Exercise objective:
Every entry should be reproduced precisely, with each picture left out.
■ ■ ■
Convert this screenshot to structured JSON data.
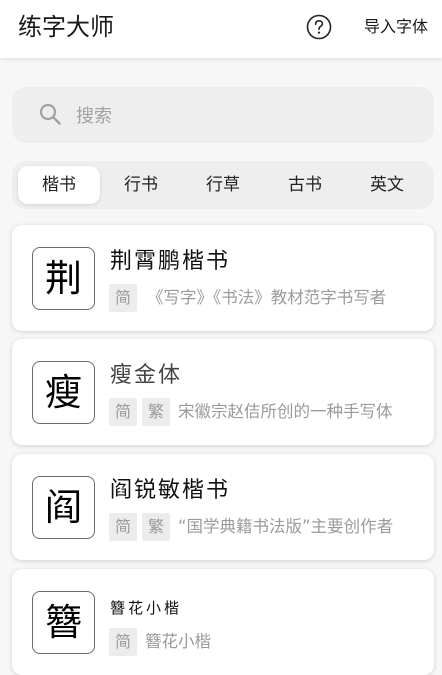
{
  "header": {
    "title": "练字大师",
    "import_label": "导入字体"
  },
  "search": {
    "placeholder": "搜索"
  },
  "tabs": [
    "楷书",
    "行书",
    "行草",
    "古书",
    "英文"
  ],
  "active_tab": "楷书",
  "fonts": [
    {
      "preview": "荆",
      "name": "荆霄鹏楷书",
      "tags": [
        "简"
      ],
      "description": "《写字》《书法》教材范字书写者"
    },
    {
      "preview": "瘦",
      "name": "瘦金体",
      "tags": [
        "简",
        "繁"
      ],
      "description": "宋徽宗赵佶所创的一种手写体"
    },
    {
      "preview": "阎",
      "name": "阎锐敏楷书",
      "tags": [
        "简",
        "繁"
      ],
      "description": "“国学典籍书法版”主要创作者"
    },
    {
      "preview": "簪",
      "name": "簪花小楷",
      "tags": [
        "简"
      ],
      "description": "簪花小楷"
    }
  ]
}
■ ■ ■
Solution:
Convert this screenshot to structured JSON data.
{
  "header": {
    "title": "练字大师",
    "import_label": "导入字体"
  },
  "search": {
    "placeholder": "搜索"
  },
  "tabs": [
    "楷书",
    "行书",
    "行草",
    "古书",
    "英文"
  ],
  "active_tab": "楷书",
  "fonts": [
    {
      "preview": "荆",
      "name": "荆霄鹏楷书",
      "tags": [
        "简"
      ],
      "description": "《写字》《书法》教材范字书写者"
    },
    {
      "preview": "瘦",
      "name": "瘦金体",
      "tags": [
        "简",
        "繁"
      ],
      "description": "宋徽宗赵佶所创的一种手写体"
    },
    {
      "preview": "阎",
      "name": "阎锐敏楷书",
      "tags": [
        "简",
        "繁"
      ],
      "description": "“国学典籍书法版”主要创作者"
    },
    {
      "preview": "簪",
      "name": "簪花小楷",
      "tags": [
        "简"
      ],
      "description": "簪花小楷"
    }
  ]
}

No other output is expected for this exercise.